Romans 8:1 is one of the most important verses in all of Scripture, from both a theological and a psychological point of view. Theologically, this verse makes crystal clear the fact of our forgiveness in Christ. God has done through Christ that which we could never do, setting us free from the power of sin and death. Thus if we “belong to Christ Jesus,” the Greek reads literally, “if we are in Christ Jesus,” then we know that God does not condemn us. By his grace in Christ, we are forgiven, justified, and welcomed into relationship with him.
Romans 8:1 proclaims truth that touches our souls, or in New Testament Greek, our psyches. Thus it has powerful psychological implications. Many people struggle with a deep sense of their own inadequacy. We feel ashamed because of what we have done and even because of who we are. No matter what we might say about God’s love, in the depth of our hearts, we feel as if God stands against us in angry judgment. Though we are right to see and hate our sin, we are wrong in our estimation of God’s stance. If we belong to Christ by putting our faith in him, then there is no condemnation for us. Thus we can be free to approach God, knowing that he loves and forgives us. Though we rightly confess our sins to him, we see ourselves, not as dirty sinners but as forgiven sinners beloved by God, being renewed through his Spirit.
QUESTIONS FOR REFLECTION: Do you ever struggle with the thought that God stands in judgment against you? Do you question God’s grace in your life? How might the truth of Romans 8:1 permeate your soul?
PRAYER: Gracious God, in some ways, this verse is so familiar to me. I’ve read it a hundred times. I’ve taught it, preached it, and written on it. It’s old news to me.
And yet it’s news that is ever new. I continue to be amazed by the fact that you do not condemn me. Because of your mercy poured out upon me in Christ, I am forgiven. I belong to you forever. I can approach you with freedom, yes, even with boldness. And when I sin, as I continue to do, I can come to you again and again in confession, knowing that I am accepted by you. What a wonder! What a joy!
Lord, the more I reflect upon your amazing grace, the more I want to live my life not taking that grace for granted, but living graciously with myself and others. I seek to honor you with my life, to glorify you in every facet of my being. May this be so, dear Lord! In the name of Jesus my Savior, Amen.
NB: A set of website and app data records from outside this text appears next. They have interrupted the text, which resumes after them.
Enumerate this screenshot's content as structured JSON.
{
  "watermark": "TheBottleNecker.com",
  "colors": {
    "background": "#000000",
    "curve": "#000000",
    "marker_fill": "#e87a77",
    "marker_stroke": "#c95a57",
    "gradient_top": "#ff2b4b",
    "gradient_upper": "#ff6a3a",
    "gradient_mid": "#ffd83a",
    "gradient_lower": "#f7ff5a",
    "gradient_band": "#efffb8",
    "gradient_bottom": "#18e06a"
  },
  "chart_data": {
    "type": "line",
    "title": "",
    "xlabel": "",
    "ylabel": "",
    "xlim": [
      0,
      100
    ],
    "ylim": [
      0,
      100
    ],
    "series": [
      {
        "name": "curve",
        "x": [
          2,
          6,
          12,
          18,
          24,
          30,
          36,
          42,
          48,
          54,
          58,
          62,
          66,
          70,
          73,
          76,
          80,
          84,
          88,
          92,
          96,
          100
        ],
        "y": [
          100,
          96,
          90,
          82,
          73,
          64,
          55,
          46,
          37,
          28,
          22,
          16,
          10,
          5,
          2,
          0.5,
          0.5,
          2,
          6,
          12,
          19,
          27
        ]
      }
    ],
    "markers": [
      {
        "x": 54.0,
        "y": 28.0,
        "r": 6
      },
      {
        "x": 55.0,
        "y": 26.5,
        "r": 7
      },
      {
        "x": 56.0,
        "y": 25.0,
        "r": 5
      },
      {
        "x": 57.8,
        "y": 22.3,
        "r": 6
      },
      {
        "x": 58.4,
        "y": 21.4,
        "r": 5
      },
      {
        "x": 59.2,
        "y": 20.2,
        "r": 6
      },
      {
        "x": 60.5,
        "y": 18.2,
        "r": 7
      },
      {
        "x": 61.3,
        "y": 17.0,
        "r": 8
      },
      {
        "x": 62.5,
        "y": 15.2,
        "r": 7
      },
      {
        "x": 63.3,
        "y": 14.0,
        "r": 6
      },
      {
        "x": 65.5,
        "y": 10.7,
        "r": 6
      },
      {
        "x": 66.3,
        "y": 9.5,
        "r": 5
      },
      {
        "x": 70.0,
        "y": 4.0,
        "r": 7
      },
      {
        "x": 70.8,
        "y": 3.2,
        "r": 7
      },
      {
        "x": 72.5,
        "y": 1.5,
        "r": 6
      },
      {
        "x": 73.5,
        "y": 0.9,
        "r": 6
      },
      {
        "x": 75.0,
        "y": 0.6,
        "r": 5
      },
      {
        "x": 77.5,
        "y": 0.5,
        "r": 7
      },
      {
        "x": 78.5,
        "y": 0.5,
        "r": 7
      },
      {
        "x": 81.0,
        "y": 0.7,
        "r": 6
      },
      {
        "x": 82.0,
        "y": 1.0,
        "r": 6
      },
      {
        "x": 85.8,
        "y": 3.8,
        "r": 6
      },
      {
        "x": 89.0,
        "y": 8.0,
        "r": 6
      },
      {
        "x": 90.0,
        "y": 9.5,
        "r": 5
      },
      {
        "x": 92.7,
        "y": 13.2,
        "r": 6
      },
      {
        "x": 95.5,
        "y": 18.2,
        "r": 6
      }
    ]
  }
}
Here’s how . . . .
This devotional comes from The High Calling: Everyday Conversations about Work, Life, and God (www.thehighcalling.org). You can read my Daily Reflections there, or sign up to have them sent to your email inbox each day. This website contains lots of encouragement for people who are trying to live out their faith in the workplace. The High Calling is associated with Laity Lodge, where I work.